Officer Mark Rayment who is the District Fish and Wildlife officer for the Calgary area said that this particular bear was relocated to an area approximately 100 kilometres Northwest of Calgary.

"We don't monitor location or whereabouts or proactively track them [the animals] after they're released. We do ear tag them in the event that they are involved in another conflict situation in the future," he added.

Officer Rayment also clarified that the bear, though perhaps may have looked like a cub, was in fact a juvenile, meaning that it probably had left its mother's care a year or so ago. He said that bears within the age range of two years old are the most likely to come into conflict with humans. Though he did not have concrete numbers, he said that speaking from anecdotal observations, within the past year, there has been an increase in wildlife coming into more frequent contact with humans.

"I think we have dealt with about 11 bears in urban areas in the Calgary District, which includes the city of Airdrie this past year," he said.

Officer Rayment said that the biggest issue that spurs wildlife to come into contact with humans is food, or food attract.

"When we're talking about food attract, we're talking about any sort of unnatural food source that may offer an easy meal to wildlife, especially in communities that border the outskirts of these urban areas; communities along the northwest and south parts of the city of Calgary and some of the underlying neighbourhoods in Airdrie as well,' he said.

Securing garbage collection and making sure that one doesn't put them out until as close to pick-up time as possible, as well as managing odours from food and composting bins can, and taking down bird feeders in the spring and fall can help to keep wildlife away from human food sources.

"Once they do get into unnatural food; we call these types of bears - food-conditioned bears, that's when they do start to pose a serious public safety risk.
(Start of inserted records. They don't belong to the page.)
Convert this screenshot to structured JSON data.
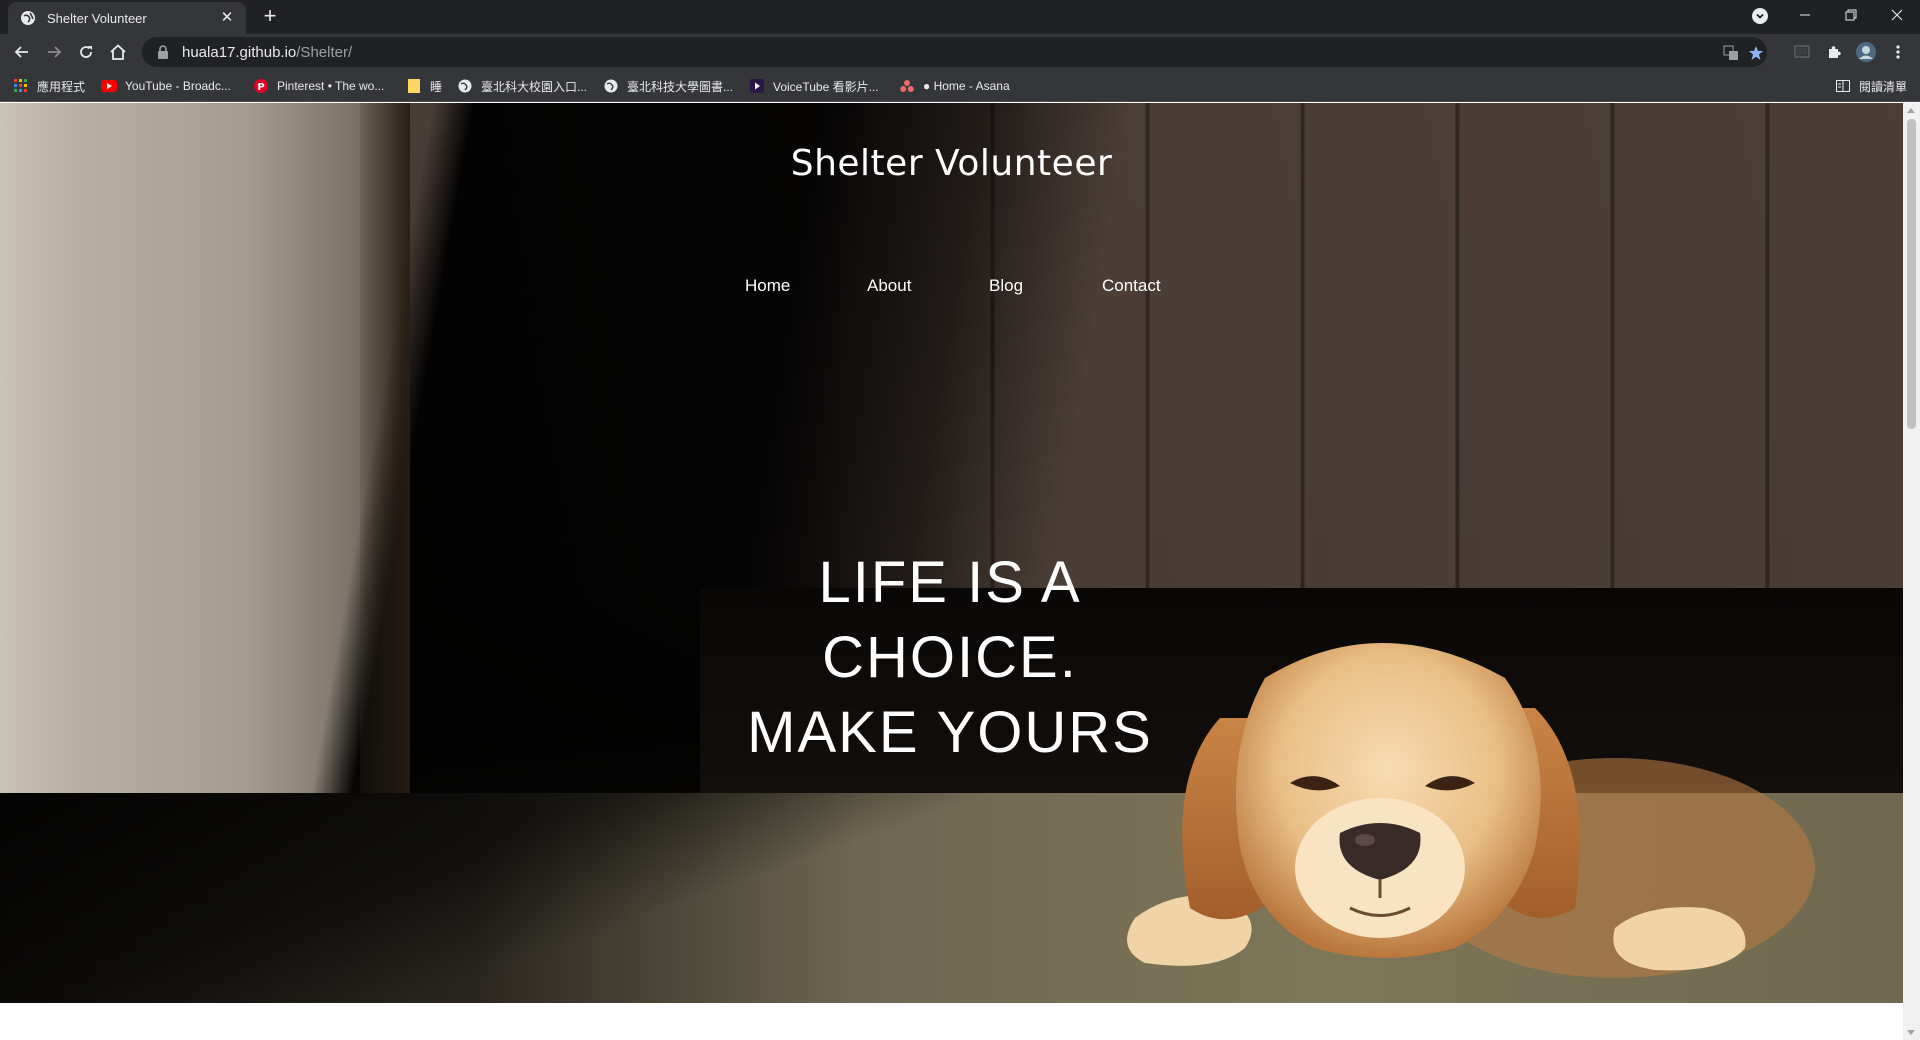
{
  "browser": {
    "tab": {
      "title": "Shelter Volunteer",
      "favicon": "globe-icon"
    },
    "url": {
      "host": "huala17.github.io",
      "path": "/Shelter/"
    },
    "bookmarks": [
      {
        "label": "應用程式",
        "icon": "apps-grid-icon"
      },
      {
        "label": "YouTube - Broadc...",
        "icon": "youtube-icon"
      },
      {
        "label": "Pinterest • The wo...",
        "icon": "pinterest-icon"
      },
      {
        "label": "睡",
        "icon": "folder-icon"
      },
      {
        "label": "臺北科大校園入口...",
        "icon": "globe-icon"
      },
      {
        "label": "臺北科技大學圖書...",
        "icon": "globe-icon"
      },
      {
        "label": "VoiceTube 看影片...",
        "icon": "voicetube-icon"
      },
      {
        "label": "● Home - Asana",
        "icon": "asana-icon"
      }
    ],
    "reading_list": "閱讀清單",
    "colors": {
      "chrome_dark": "#202124",
      "chrome": "#35363a",
      "text": "#e8eaed",
      "star": "#8ab4f8"
    }
  },
  "site": {
    "title": "Shelter Volunteer",
    "nav": [
      "Home",
      "About",
      "Blog",
      "Contact"
    ],
    "slogan": [
      "LIFE IS A",
      "CHOICE.",
      "MAKE YOURS"
    ]
  }
}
They'll have this behaviour learned and then they'll intentionally seek out people for their food sources in the future."

No injuries were associated with the Airdrie bear sighting this past summer. 

Send your news tips, story ideas, pictures, and videos to news@discoverairdrie.com